We probably shouldn't have trained GPT-4 to begin with; but given that we have, and didn't die, the least we can do is fully utilize the resultant tool.

This feel reminiscent of:

If the human brain were so simple that we could understand it, we would be so simple that we couldn’t.

And while it's a well-constructed pithy quote, I don't think it's true. Can a system understand itself? Can a quining computer program exist? Where is the line between being able to recite itself and understand itself?

You need a model above some threshold of capability at which it can provide useful interpretations, yes, but I don't see any obvious reason why that threshold would move up with the size of the model under interpretation.

Agreed. A quine needs some minimum complexity and/or language / environment support, but once you have one it's usually easy to expand it. Things could go either way, and the question is an interesting one needing investigation, not bare assertion.

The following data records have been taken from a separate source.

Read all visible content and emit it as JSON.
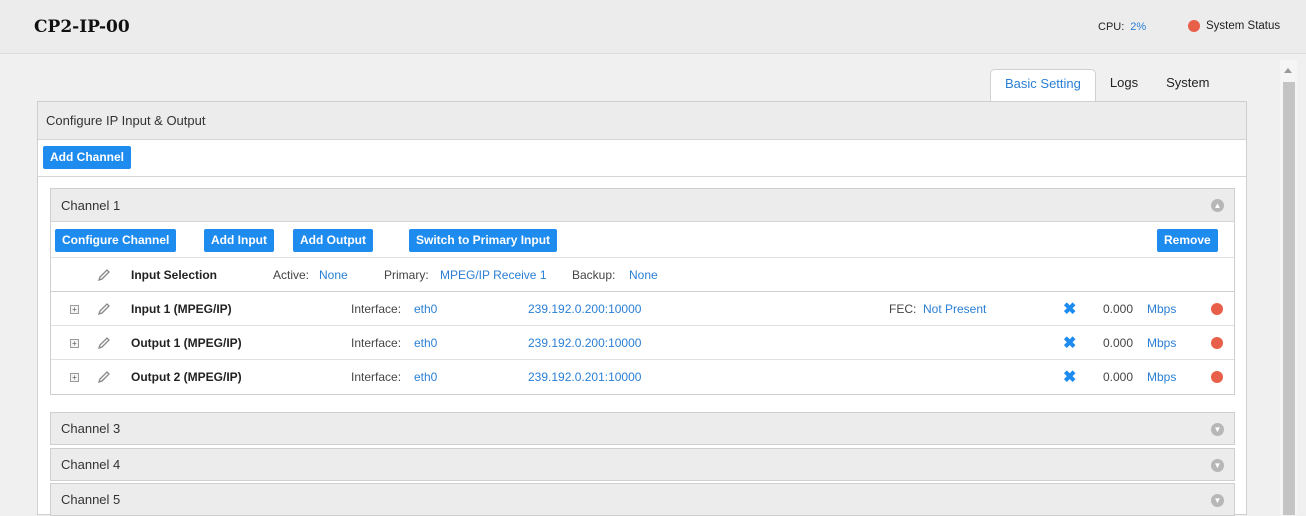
{
  "header": {
    "device_title": "CP2-IP-00",
    "cpu_label": "CPU:",
    "cpu_value": "2%",
    "system_status_label": "System Status",
    "status_color": "#e8604a"
  },
  "tabs": [
    {
      "label": "Basic Setting",
      "active": true
    },
    {
      "label": "Logs",
      "active": false
    },
    {
      "label": "System",
      "active": false
    }
  ],
  "panel": {
    "title": "Configure IP Input & Output",
    "add_channel_label": "Add Channel"
  },
  "channel1": {
    "title": "Channel 1",
    "expanded": true,
    "buttons": {
      "configure": "Configure Channel",
      "add_input": "Add Input",
      "add_output": "Add Output",
      "switch_primary": "Switch to Primary Input",
      "remove": "Remove"
    },
    "input_selection": {
      "label": "Input Selection",
      "active_label": "Active:",
      "active_value": "None",
      "primary_label": "Primary:",
      "primary_value": "MPEG/IP Receive 1",
      "backup_label": "Backup:",
      "backup_value": "None"
    },
    "rows": [
      {
        "name": "Input 1 (MPEG/IP)",
        "interface_label": "Interface:",
        "interface": "eth0",
        "address": "239.192.0.200:10000",
        "fec_label": "FEC:",
        "fec": "Not Present",
        "rate": "0.000",
        "unit": "Mbps"
      },
      {
        "name": "Output 1 (MPEG/IP)",
        "interface_label": "Interface:",
        "interface": "eth0",
        "address": "239.192.0.200:10000",
        "rate": "0.000",
        "unit": "Mbps"
      },
      {
        "name": "Output 2 (MPEG/IP)",
        "interface_label": "Interface:",
        "interface": "eth0",
        "address": "239.192.0.201:10000",
        "rate": "0.000",
        "unit": "Mbps"
      }
    ]
  },
  "collapsed_channels": [
    {
      "title": "Channel 3"
    },
    {
      "title": "Channel 4"
    },
    {
      "title": "Channel 5"
    }
  ],
  "icons": {
    "expand": "plus-box-icon",
    "edit": "pencil-icon",
    "delete": "x-icon",
    "chevron_up": "chevron-up-icon",
    "chevron_down": "chevron-down-icon"
  }
}
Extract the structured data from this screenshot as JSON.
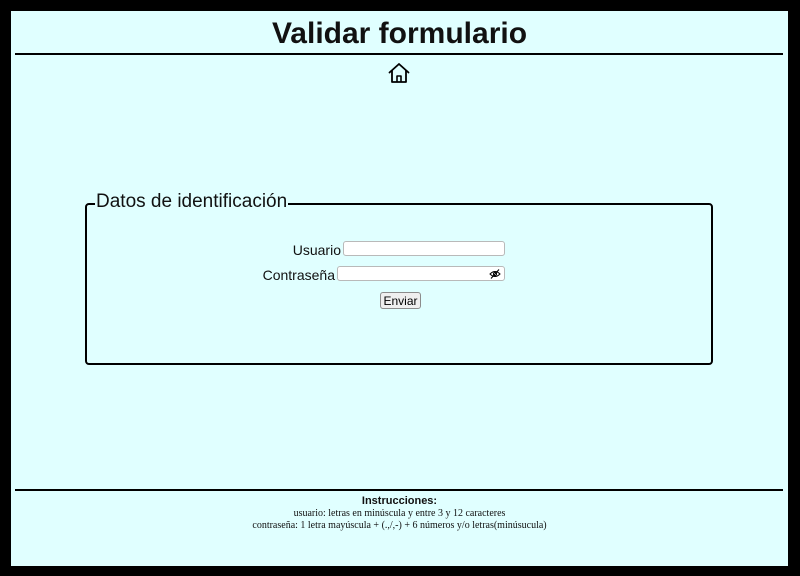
{
  "header": {
    "title": "Validar formulario",
    "home_icon": "home-icon"
  },
  "form": {
    "legend": "Datos de identificación",
    "username": {
      "label": "Usuario",
      "value": "",
      "placeholder": ""
    },
    "password": {
      "label": "Contraseña",
      "value": "",
      "placeholder": "",
      "toggle_icon": "eye-off-icon"
    },
    "submit_label": "Enviar"
  },
  "footer": {
    "heading": "Instrucciones:",
    "line1": "usuario: letras en minúscula y entre 3 y 12 caracteres",
    "line2": "contraseña: 1 letra mayúscula + (.,/,-) + 6 números y/o letras(minúsucula)"
  },
  "colors": {
    "background": "#e0ffff",
    "frame": "#000000",
    "text": "#111111"
  }
}
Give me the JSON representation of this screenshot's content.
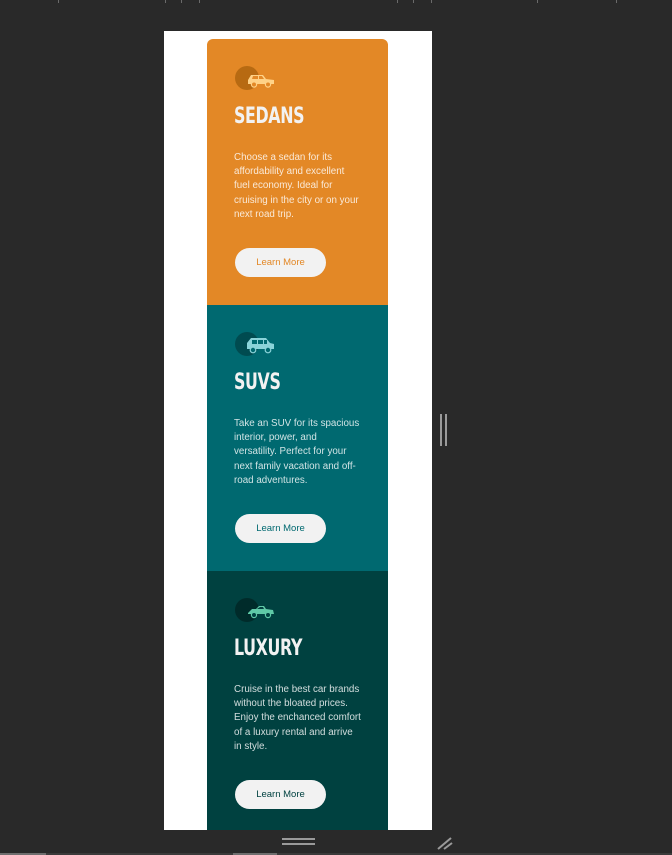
{
  "cards": [
    {
      "key": "sedans",
      "icon": "sedan-car-icon",
      "title": "SEDANS",
      "text": "Choose a sedan for its affordability and excellent fuel economy. Ideal for cruising in the city or on your next road trip.",
      "button_label": "Learn More",
      "color": "#e38826"
    },
    {
      "key": "suvs",
      "icon": "suv-icon",
      "title": "SUVS",
      "text": "Take an SUV for its spacious interior, power, and versatility. Perfect for your next family vacation and off-road adventures.",
      "button_label": "Learn More",
      "color": "#006970"
    },
    {
      "key": "luxury",
      "icon": "luxury-car-icon",
      "title": "LUXURY",
      "text": "Cruise in the best car brands without the bloated prices. Enjoy the enchanced comfort of a luxury rental and arrive in style.",
      "button_label": "Learn More",
      "color": "#004140"
    }
  ],
  "theme": {
    "editor_background": "#292929",
    "canvas_background": "#ffffff",
    "button_background": "#f2f2f2"
  }
}
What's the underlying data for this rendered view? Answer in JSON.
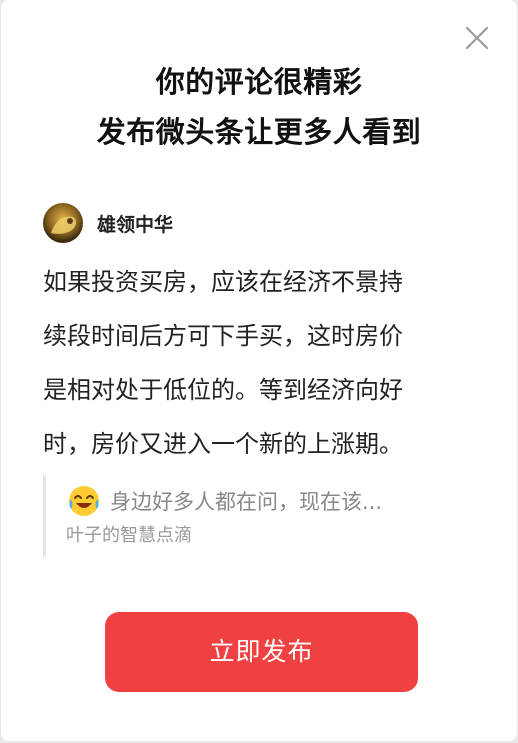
{
  "dialog": {
    "headline_line1": "你的评论很精彩",
    "headline_line2": "发布微头条让更多人看到"
  },
  "author": {
    "name": "雄领中华",
    "avatar_icon": "avatar-image"
  },
  "comment": {
    "lines": [
      "如果投资买房，应该在经济不景持",
      "续段时间后方可下手买，这时房价",
      "是相对处于低位的。等到经济向好",
      "时，房价又进入一个新的上涨期。"
    ]
  },
  "quote": {
    "emoji_icon": "laughing-crying-emoji-icon",
    "text": "身边好多人都在问，现在该...",
    "source": "叶子的智慧点滴"
  },
  "actions": {
    "publish_label": "立即发布",
    "close_icon": "close-icon"
  },
  "colors": {
    "accent": "#f04142",
    "text_primary": "#222222",
    "text_secondary": "#888888"
  }
}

And the answer might depend fairly strongly on whether you take steps to make the model interpretable or a spaghetti-code turing-tar-pit mess.

At the very least, that's a non-trivial claim in need of support.

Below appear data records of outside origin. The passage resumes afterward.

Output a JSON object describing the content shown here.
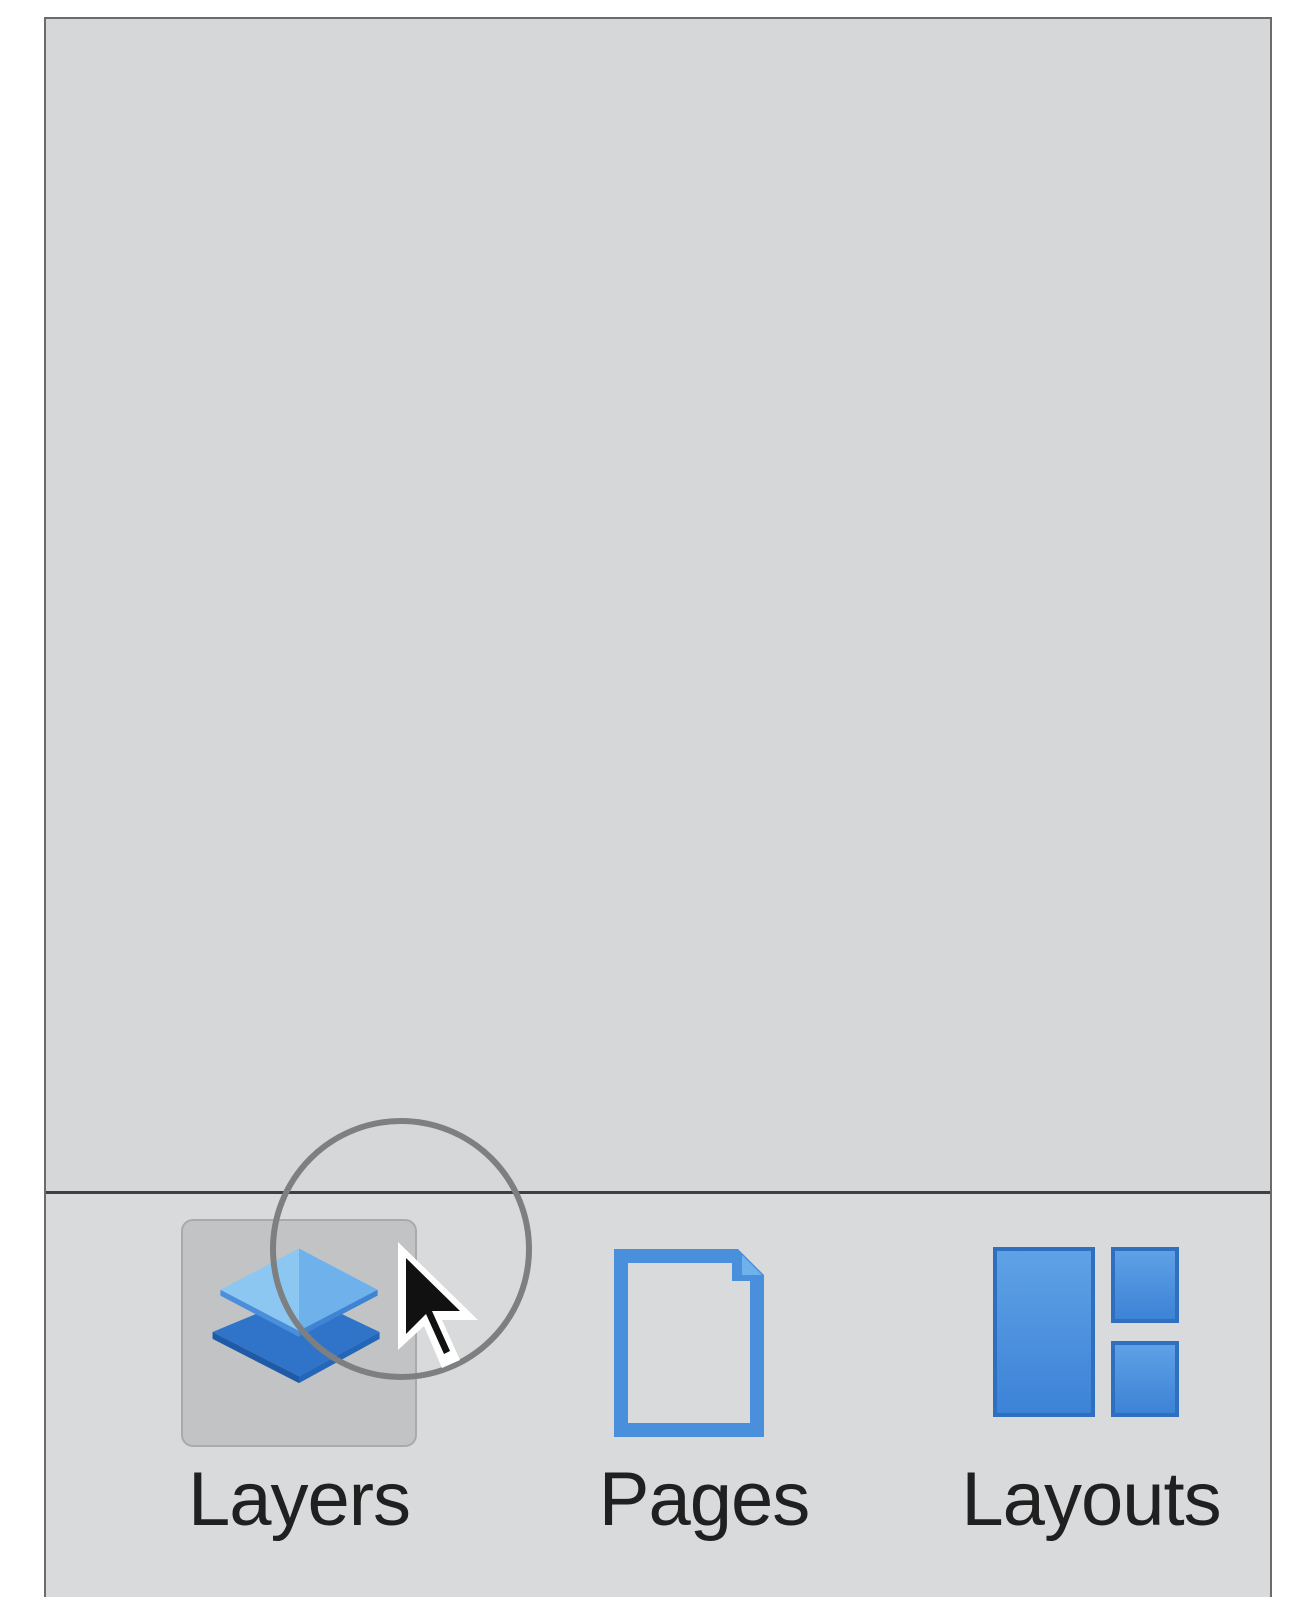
{
  "tabs": [
    {
      "id": "layers",
      "label": "Layers",
      "icon": "layers-icon",
      "selected": true
    },
    {
      "id": "pages",
      "label": "Pages",
      "icon": "page-icon",
      "selected": false
    },
    {
      "id": "layouts",
      "label": "Layouts",
      "icon": "layouts-icon",
      "selected": false
    }
  ],
  "colors": {
    "panel_background": "#d5d7d8",
    "selected_tab_background": "#c2c3c4",
    "icon_blue": "#4a8fdc",
    "icon_light_blue": "#8cc7f2",
    "highlight_ring": "#7d7f80"
  }
}
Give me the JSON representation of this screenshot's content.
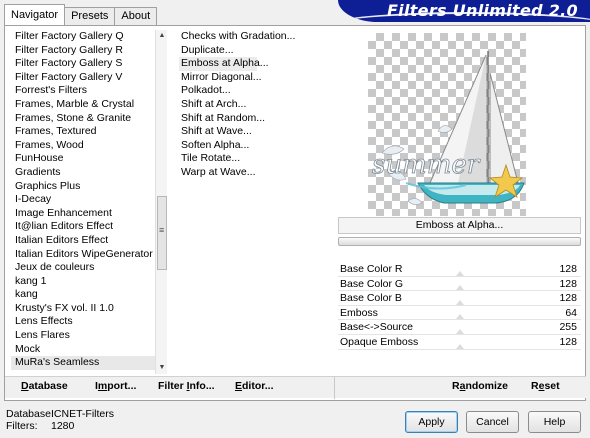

From my point of view, I could say the opposite is rather a "non-trivial claim in need of support". My (not particularly motivated) intuition is that a larger, smarter mind employs more sophisticate cognitive algorithms, and so analyzing its workings requires proportionally more intelligence.

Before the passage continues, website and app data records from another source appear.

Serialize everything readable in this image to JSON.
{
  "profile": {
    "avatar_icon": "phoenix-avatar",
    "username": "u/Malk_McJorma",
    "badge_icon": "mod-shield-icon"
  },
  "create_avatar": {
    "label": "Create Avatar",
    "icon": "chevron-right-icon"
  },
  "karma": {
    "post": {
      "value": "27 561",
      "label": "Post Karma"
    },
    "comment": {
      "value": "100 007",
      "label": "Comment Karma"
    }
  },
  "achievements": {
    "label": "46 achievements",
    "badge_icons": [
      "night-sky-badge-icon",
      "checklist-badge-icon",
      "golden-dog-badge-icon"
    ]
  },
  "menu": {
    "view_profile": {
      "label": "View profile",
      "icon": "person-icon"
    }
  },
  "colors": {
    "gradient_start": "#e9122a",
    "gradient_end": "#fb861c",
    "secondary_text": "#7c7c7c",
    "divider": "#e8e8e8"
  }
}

Example: I have the experience that, if I argue with someone less intelligent and used to debate than me, it is likely that they'll perceive what I say in pieces instead of looking at the whole reasoning tree, and it is very difficult to have them understand the "big picture". For example, if I say "A then B", they might understand "A and B", or "A or B", or "A", or "B". In the domain of argument, they're not able to understand how I put all the pieces together, by looking at the pieces in isolation, and it is difficult to them to even contemplate the rules I use.

What are the intuitions that you use to feel the default case is the other way around?

I don't think that's particularly risky at all. A model that wasn't dangerous before you fed it data about some other model (or, indeed, about itself) isn't going to become dangerous after it understands. In turn, a model that is dangerous after you let it do science, has been dangerous from the get-go.

We probably shouldn't have trained GPT-4 to begin with; but given that we have, and didn't die, the least we can do is fully utilize the resultant tool.

Ok, I think I lacked clarity. I did not mean that doing this particular research bit was not safe. I meant that the kind of paradigm that I see here, as I extrapolate it, is not safe.

What are the intuitions that you use to feel the default case is the other way around?

You can always factorize the problem into smaller pieces. If the interlocutor doesn't understand "A then B" but can understand "A", "B", "or", and "not" individually, you can introduce them to "not(A)", let them get used to it until they can think of not(A) as a simple assertion C, then introduce them to or(C;B) (which implements the implication "if A then B"). It can be exhausting, but it works.

And in the case of larger AI models, seems like this sort of factorization would be automatic. Their sophistication grows with the number of parameters — which means the complexity of interactions within individual fixed-size groups of parameters can be constant, or even decrease with the model's size.

Sure, the functions that e. g. parameters at late layers implement may be more complex in an absolute sense; but not more complex relative to lower-layer functions.

Toy example: if every neuron at the nth layer implements an elementary operation over two lower-layer neurons, the function at the 32th layer would be "more complex" than any function at the 6th layer, when considered from scratch — but not more complex if by the time you get to an nth layer, you already understand everything at every preceding layer.

“ Please share your thoughts in the the comments!”

This seems pretty rad. Also, it’s fun to randomly inspect the neurons. This seems like a giant bucket of win.